In case you haven’t heard, director Michael Bay had one of those awful speaking meltdowns we all dread but hardly ever see. Watch this before reading on:
I feel bad for him, but his loss is our gain. What can we learn from this?
Be antifragile. I’ve written about this before, so I won’t repeat all the details here, but when Bay said he would just wing it, that was his beautiful opportunity to wow his audience with his knowledge, confidence and adaptability. If he had seen the glitch as a positive, his entire emotional mindset would have changed, from mortification to inspiration. Instead of being dispirited, he could have been energized. Things will go wrong, but this is a perfect opportunity to gain strength and give Mr. Murphy the finger.

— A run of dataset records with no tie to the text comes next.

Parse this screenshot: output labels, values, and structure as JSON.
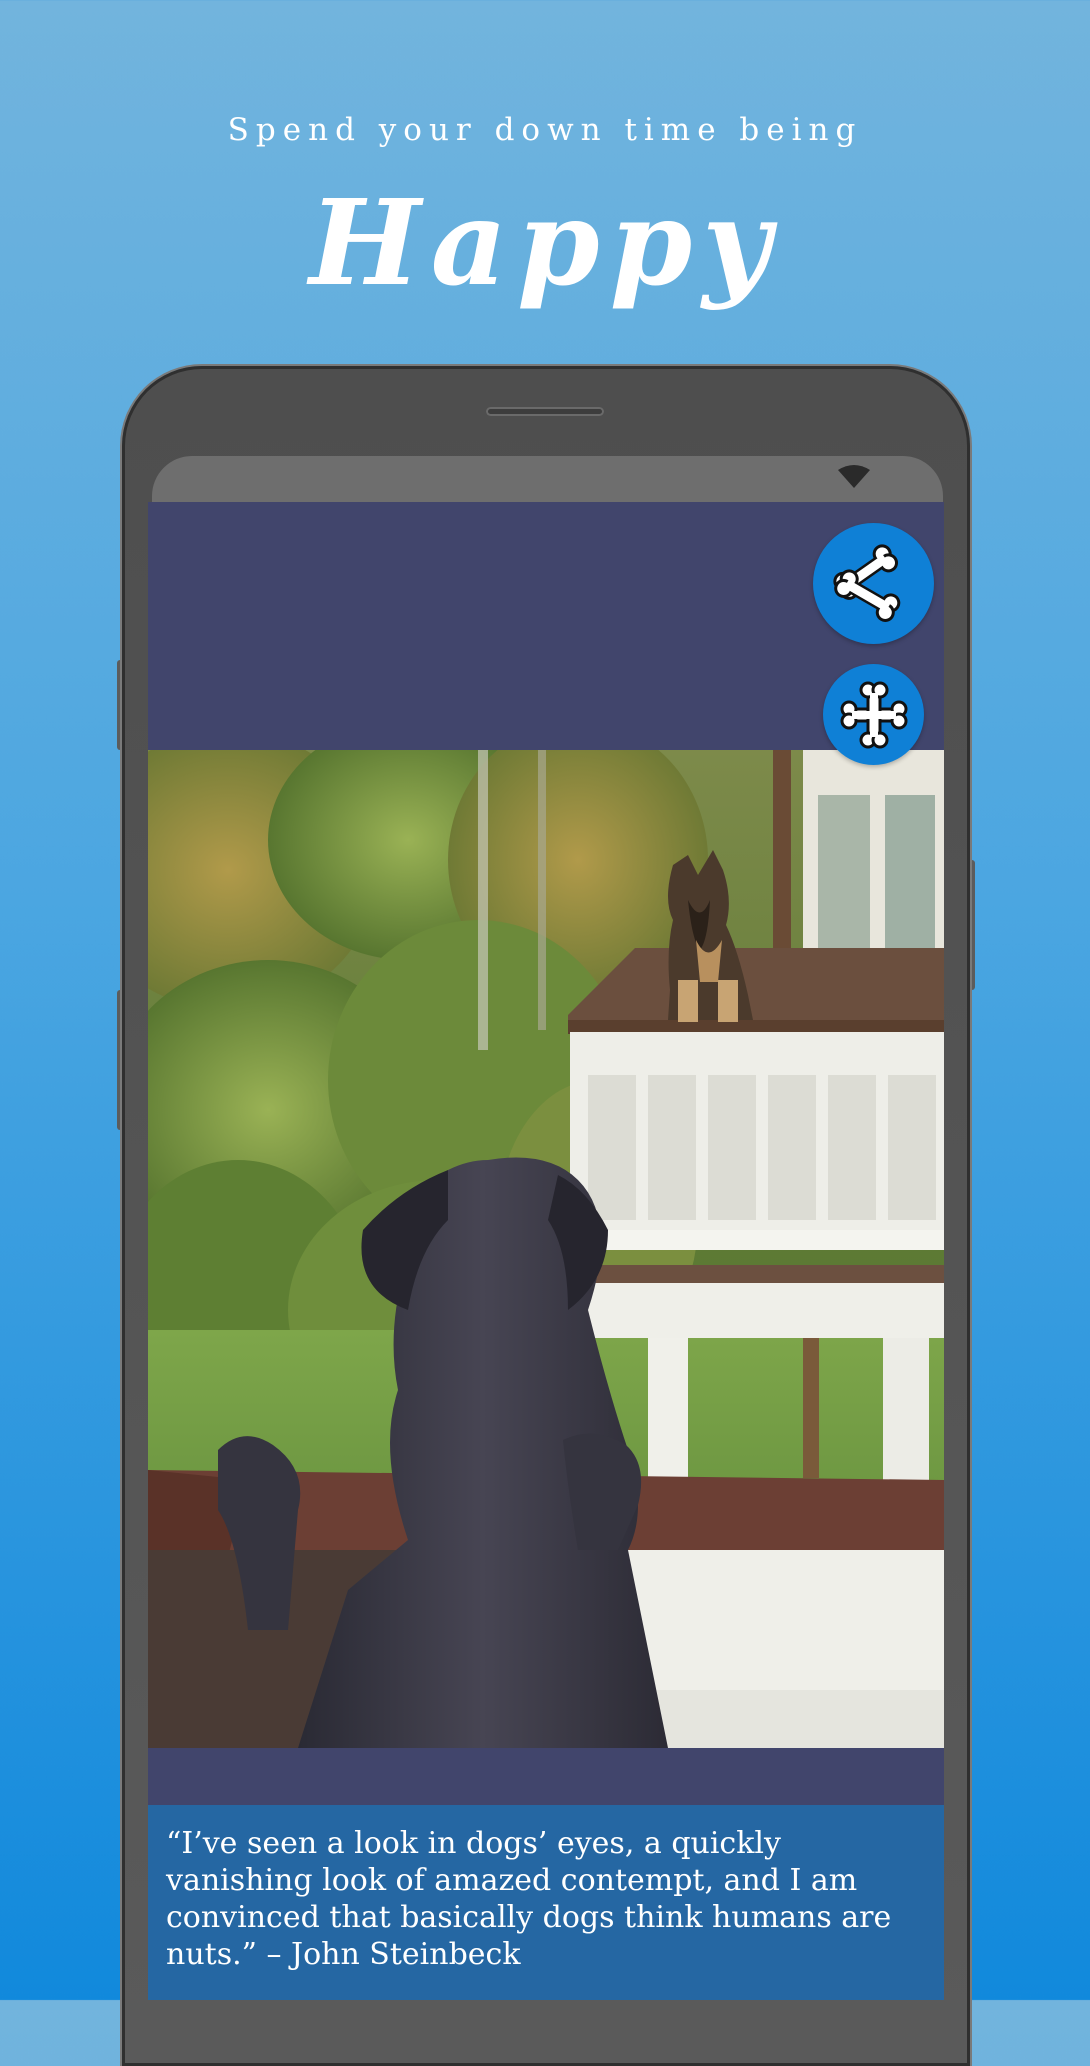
{
  "header": {
    "tagline": "Spend your down time being",
    "headline": "Happy"
  },
  "colors": {
    "background_top": "#72b4dd",
    "background_bottom": "#1189dc",
    "screen_bg": "#41456c",
    "quote_bg": "#2567a3",
    "fab": "#0f80d6"
  },
  "icons": {
    "share": "bone-share-icon",
    "expand": "bone-cross-icon",
    "wifi": "wifi-icon"
  },
  "quote": {
    "text": "“I’ve seen a look in dogs’ eyes, a quickly vanishing look of amazed contempt, and I am convinced that basically dogs think humans are nuts.” – John Steinbeck"
  }
}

Know your stuff. Teleprompter isn’t working right? Who cares, if you know what you want to say. You don’t have to memorize your speech, but you do have to remember it. By remembering, I mean having a clear theme engraved in your mind, a single crystallized point that you want the audience to take away. I also mean having—and remembering—a clear structure for your points. If you know your points, the details will follow. I teach my students to become instant masters of impromptu speaking by simply putting a stake in the ground—just state your main point up front and then elaborate on it or defend it. If you remember the landmarks, you don’t have to memorize the exact route, but you will have the confidence of knowing you will get there.